For other dining options in Medora please read my trip specific blog: Good Girls in the Badlands.

Dining at Theodores in the Rough Riders Hotel.
Fine Dining at Theordores.

Breakfast at Cowboy Cafe.
Town of Medora, North Dakota

Monday, September 10, 2012

Lunch with an Astronaut

RESTAURANT REVIEW:

As a travel writer I’ve met my share of million mile airline members and platinum level frequent flyers, but I recently dined with a man who undoubtedly has flown more miles than anyone I’ve ever met.

Debi Lander with Astronaut Charlie Walker


Charlie Walker, veteran of three space missions, and I were introduced before he spoke at the Kennedy Space Center’s Lunch with an Astronaut program.  Charlie was very personable and willing to share his experiences.

The luncheon began with a slideshow, Charlie's aptly chosen topic:  Food in Space. 
Astronaut Charlie Walker speaks with guests at Kennedy Space Center.

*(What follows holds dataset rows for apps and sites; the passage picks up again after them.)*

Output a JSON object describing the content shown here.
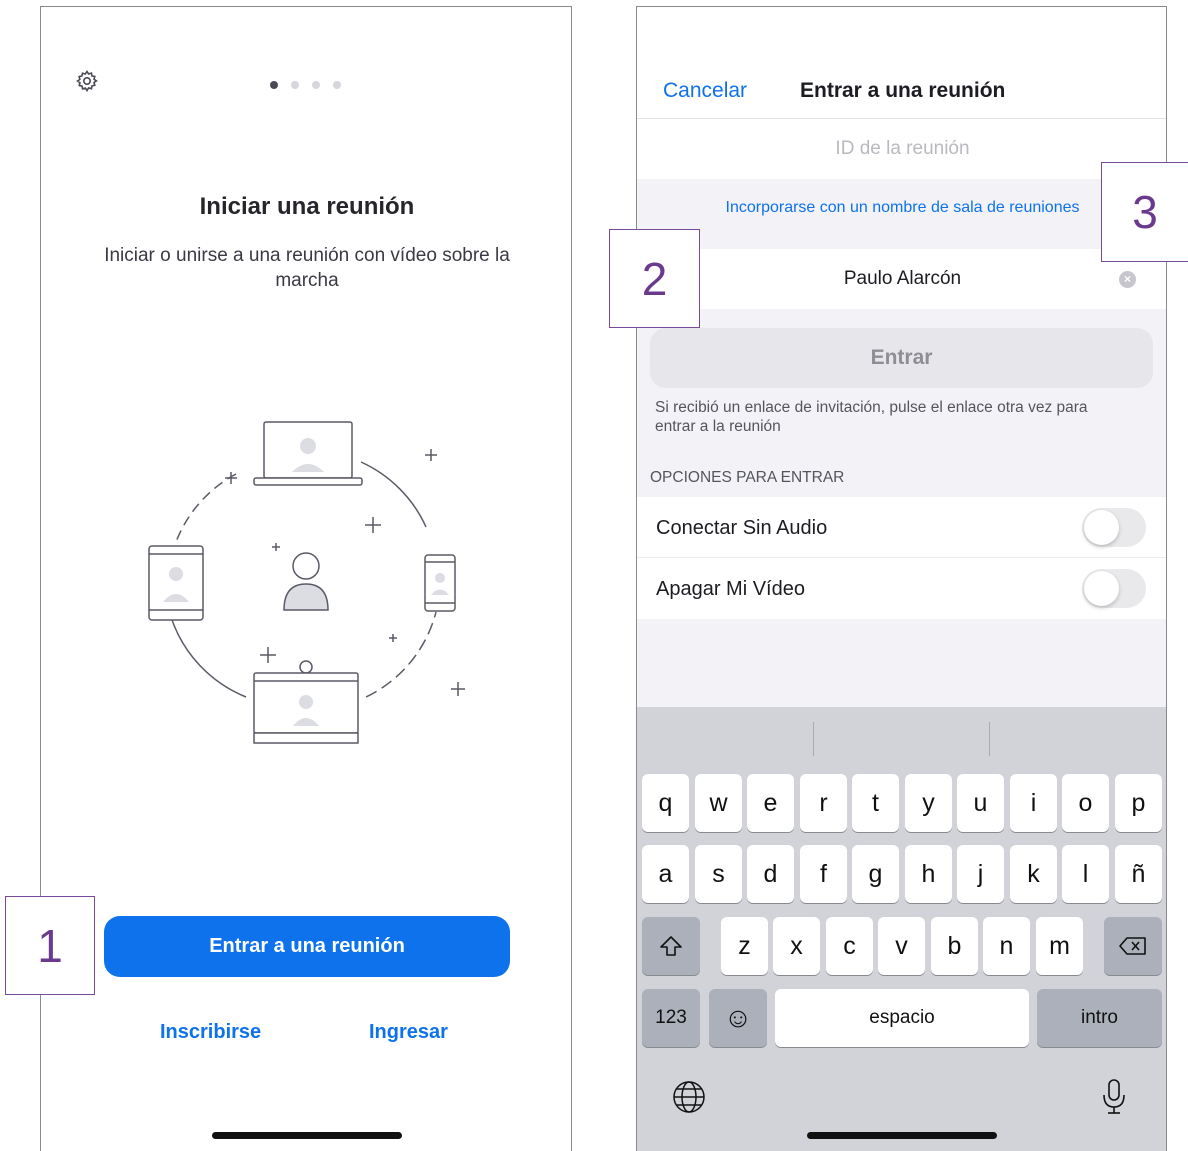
{
  "left_screen": {
    "pager": {
      "total": 4,
      "active": 1
    },
    "title": "Iniciar una reunión",
    "subtitle": "Iniciar o unirse a una reunión con vídeo sobre la marcha",
    "join_button": "Entrar a una reunión",
    "signup_link": "Inscribirse",
    "login_link": "Ingresar",
    "icons": {
      "settings": "gear-icon",
      "illustration": "meeting-network-illustration"
    }
  },
  "right_screen": {
    "nav": {
      "cancel": "Cancelar",
      "title": "Entrar a una reunión"
    },
    "meeting_id": {
      "value": "",
      "placeholder": "ID de la reunión"
    },
    "room_name_link": "Incorporarse con un nombre de sala de reuniones",
    "display_name": "Paulo Alarcón",
    "enter_button": "Entrar",
    "hint": "Si recibió un enlace de invitación, pulse el enlace otra vez para entrar a la reunión",
    "options_header": "OPCIONES PARA ENTRAR",
    "options": [
      {
        "label": "Conectar Sin Audio",
        "enabled": false
      },
      {
        "label": "Apagar Mi Vídeo",
        "enabled": false
      }
    ],
    "keyboard": {
      "row1": [
        "q",
        "w",
        "e",
        "r",
        "t",
        "y",
        "u",
        "i",
        "o",
        "p"
      ],
      "row2": [
        "a",
        "s",
        "d",
        "f",
        "g",
        "h",
        "j",
        "k",
        "l",
        "ñ"
      ],
      "row3": [
        "z",
        "x",
        "c",
        "v",
        "b",
        "n",
        "m"
      ],
      "numbers_key": "123",
      "space_key": "espacio",
      "return_key": "intro",
      "emoji_glyph": "☺",
      "globe_glyph": "🌐",
      "mic_glyph": "🎙"
    }
  },
  "annotations": [
    "1",
    "2",
    "3"
  ],
  "colors": {
    "accent": "#0e72ed",
    "annotation": "#6b3a8e"
  }
}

Anyone old enough to remember the first Mercury 7 astronauts may recall space food in squeeze tubes. Certainly not a meal I'd enjoy, but these were men who had the right stuff and were boldly going where no man had gone before.  They were so busy in their cramped space capsules their food didn’t really matter.

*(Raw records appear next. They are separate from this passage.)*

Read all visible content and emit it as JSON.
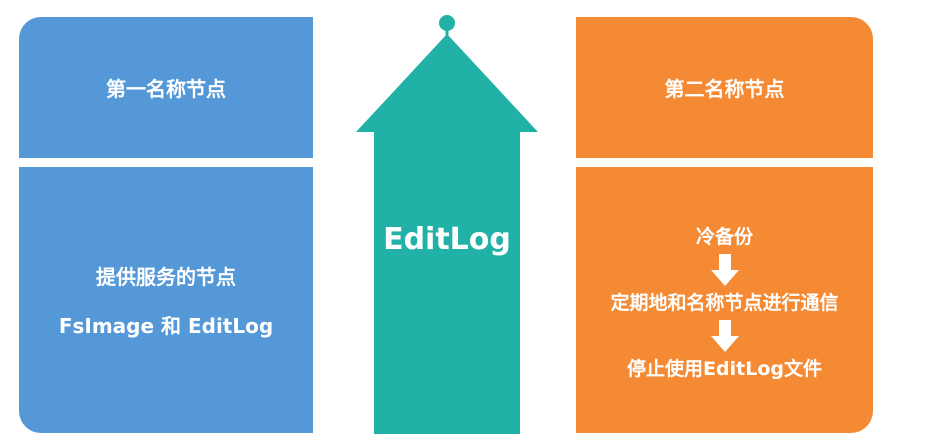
{
  "colors": {
    "blue": "#5598d8",
    "teal": "#22b1a6",
    "orange": "#f58a34",
    "text": "#ffffff"
  },
  "primary_namenode": {
    "title": "第一名称节点",
    "description": "提供服务的节点",
    "files": "FsImage 和 EditLog"
  },
  "arrow": {
    "label": "EditLog"
  },
  "secondary_namenode": {
    "title": "第二名称节点",
    "steps": [
      "冷备份",
      "定期地和名称节点进行通信",
      "停止使用EditLog文件"
    ]
  },
  "icons": {
    "step_arrow": "down-arrow-icon",
    "center_arrow": "up-arrow-icon"
  }
}
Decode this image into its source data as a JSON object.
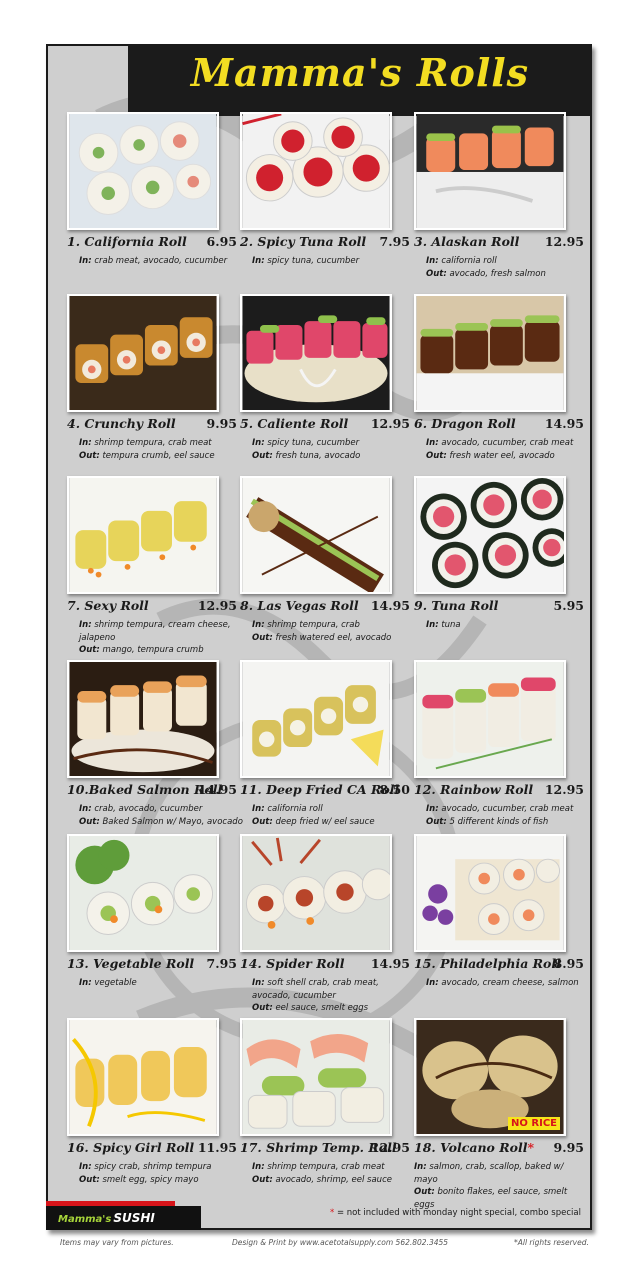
{
  "title": "Mamma's Rolls",
  "colors": {
    "title_yellow": "#f3dd22",
    "panel_gray": "#cfcfcf",
    "accent_red": "#d7141a",
    "logo_green": "#a7d43a"
  },
  "rolls": [
    {
      "name": "1. California Roll",
      "price": "6.95",
      "in_label": "In:",
      "in": "crab meat, avocado, cucumber",
      "out_label": "",
      "out": ""
    },
    {
      "name": "2. Spicy Tuna Roll",
      "price": "7.95",
      "in_label": "In:",
      "in": "spicy tuna, cucumber",
      "out_label": "",
      "out": ""
    },
    {
      "name": "3. Alaskan Roll",
      "price": "12.95",
      "in_label": "In:",
      "in": "california roll",
      "out_label": "Out:",
      "out": "avocado, fresh salmon"
    },
    {
      "name": "4. Crunchy Roll",
      "price": "9.95",
      "in_label": "In:",
      "in": "shrimp tempura, crab meat",
      "out_label": "Out:",
      "out": "tempura crumb, eel sauce"
    },
    {
      "name": "5. Caliente Roll",
      "price": "12.95",
      "in_label": "In:",
      "in": "spicy tuna, cucumber",
      "out_label": "Out:",
      "out": "fresh tuna, avocado"
    },
    {
      "name": "6. Dragon Roll",
      "price": "14.95",
      "in_label": "In:",
      "in": "avocado, cucumber, crab meat",
      "out_label": "Out:",
      "out": "fresh water eel, avocado"
    },
    {
      "name": "7. Sexy Roll",
      "price": "12.95",
      "in_label": "In:",
      "in": "shrimp tempura, cream cheese, jalapeno",
      "out_label": "Out:",
      "out": "mango, tempura crumb"
    },
    {
      "name": "8.  Las Vegas Roll",
      "price": "14.95",
      "in_label": "In:",
      "in": "shrimp tempura, crab",
      "out_label": "Out:",
      "out": "fresh watered eel, avocado"
    },
    {
      "name": "9. Tuna Roll",
      "price": "5.95",
      "in_label": "In:",
      "in": "tuna",
      "out_label": "",
      "out": ""
    },
    {
      "name": "10.Baked Salmon Roll",
      "price": "14.95",
      "in_label": "In:",
      "in": "crab, avocado, cucumber",
      "out_label": "Out:",
      "out": "Baked Salmon w/ Mayo, avocado"
    },
    {
      "name": "11. Deep Fried CA Roll",
      "price": "8.50",
      "in_label": "In:",
      "in": "california roll",
      "out_label": "Out:",
      "out": "deep fried w/ eel sauce"
    },
    {
      "name": "12. Rainbow Roll",
      "price": "12.95",
      "in_label": "In:",
      "in": "avocado, cucumber, crab meat",
      "out_label": "Out:",
      "out": "5 different kinds of fish"
    },
    {
      "name": "13. Vegetable Roll",
      "price": "7.95",
      "in_label": "In:",
      "in": "vegetable",
      "out_label": "",
      "out": ""
    },
    {
      "name": "14. Spider Roll",
      "price": "14.95",
      "in_label": "In:",
      "in": "soft shell crab, crab meat, avocado, cucumber",
      "out_label": "Out:",
      "out": "eel sauce, smelt eggs"
    },
    {
      "name": "15. Philadelphia Roll",
      "price": "8.95",
      "in_label": "In:",
      "in": "avocado, cream cheese, salmon",
      "out_label": "",
      "out": ""
    },
    {
      "name": "16. Spicy Girl Roll",
      "price": "11.95",
      "in_label": "In:",
      "in": "spicy crab, shrimp tempura",
      "out_label": "Out:",
      "out": "smelt egg, spicy mayo"
    },
    {
      "name": "17. Shrimp Temp. Roll",
      "price": "12.95",
      "in_label": "In:",
      "in": "shrimp tempura, crab meat",
      "out_label": "Out:",
      "out": "avocado, shrimp, eel sauce"
    },
    {
      "name": "18. Volcano Roll",
      "price": "9.95",
      "in_label": "In:",
      "in": "salmon, crab, scallop, baked w/ mayo",
      "out_label": "Out:",
      "out": "bonito flakes, eel sauce, smelt eggs"
    }
  ],
  "volcano_asterisk": "*",
  "no_rice_badge": "NO RICE",
  "logo": {
    "part1": "Mamma's",
    "part2": "SUSHI"
  },
  "note": {
    "asterisk": "*",
    "text": " = not included with monday night special, combo special"
  },
  "footer": {
    "left": "Items may vary from pictures.",
    "center": "Design  & Print  by www.acetotalsupply.com 562.802.3455",
    "right": "*All rights reserved."
  }
}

The Gemini and later Apollo flights to the moon had more palatable provisions. Astronauts drank what became a popular instant orange drink called Tang. They nourished their bodies with freeze-dried foods like stew or pot roast.  At mealtime an astronaut would inject water through a syringe to rehydrate the packaged contents. Charlie’s photos didn’t make these meals look appetizing either.
Dehydrated Space Meal 

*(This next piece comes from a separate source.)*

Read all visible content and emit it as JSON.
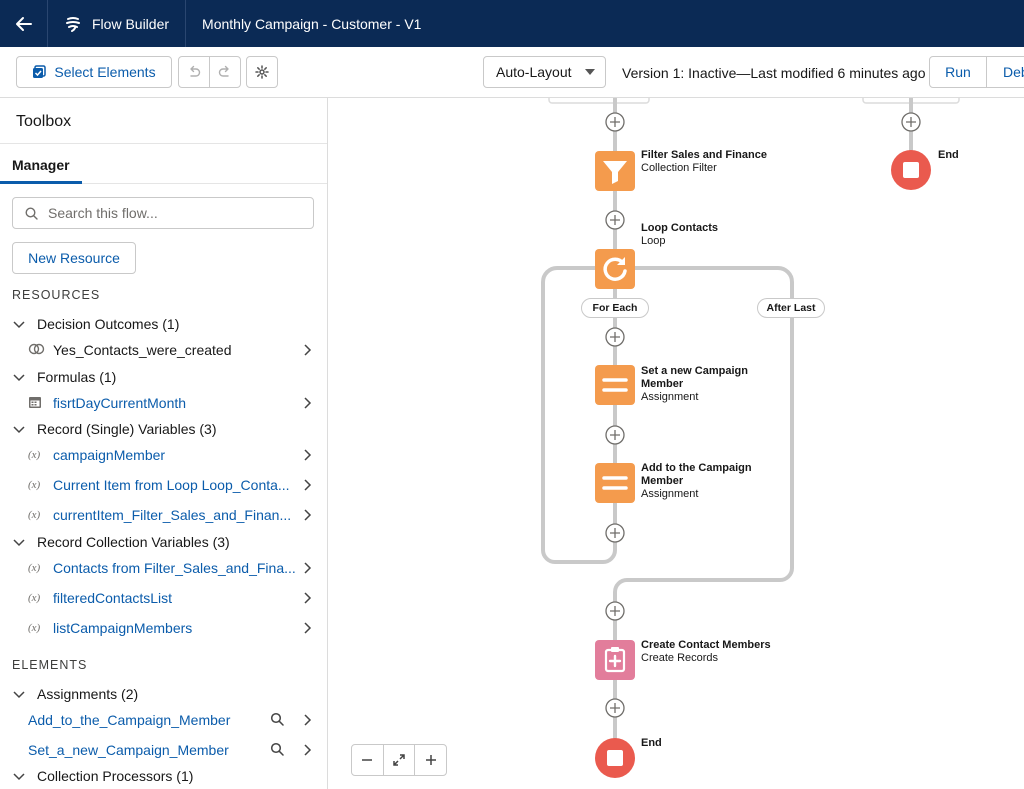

By the late 1990's, NASA had established a space station and the food onboard was more normal.  Charlie told the story of a crewmember of Mexican decent who chose tortillas for his menu. When the other astronauts saw how easily he managed to roll up his lunchmeat or breakfast eggs, future missions included burritos and tortillas.
Space Food

More recent flights used trays with Velcro corners to secure meal containers and magnets to restrain utensils in the weightless environment.  The quantity of  fresh food has remained scarce and the overall quality was never intended to be gourmet. 

The Lunch with an Astronaut program also includes a question and answer period.  Kids in the audience particularly enjoyed asking Charlie about the sensation of  flying in space and his favorite memories.   

Visitors to the Kennedy Space Center can attend Lunch with an Astronaut for an additional fee.  The buffet offerings are fresh, healthy and quite delicious. No space food or fast food is served.
 Price is $24.99 for adults and $15.99 for children ages 3-11, in addition to admission.

If you would like to meet an astronaut, you can make reservations online or call 866-737-5235.
Seating is limited.
Click here to view the program menu.
Seating begins at 12:00 p.m. daily. Briefing runs approximately 1 hour. 
Read this and other food blog stories on Wanderfood Wednesdays.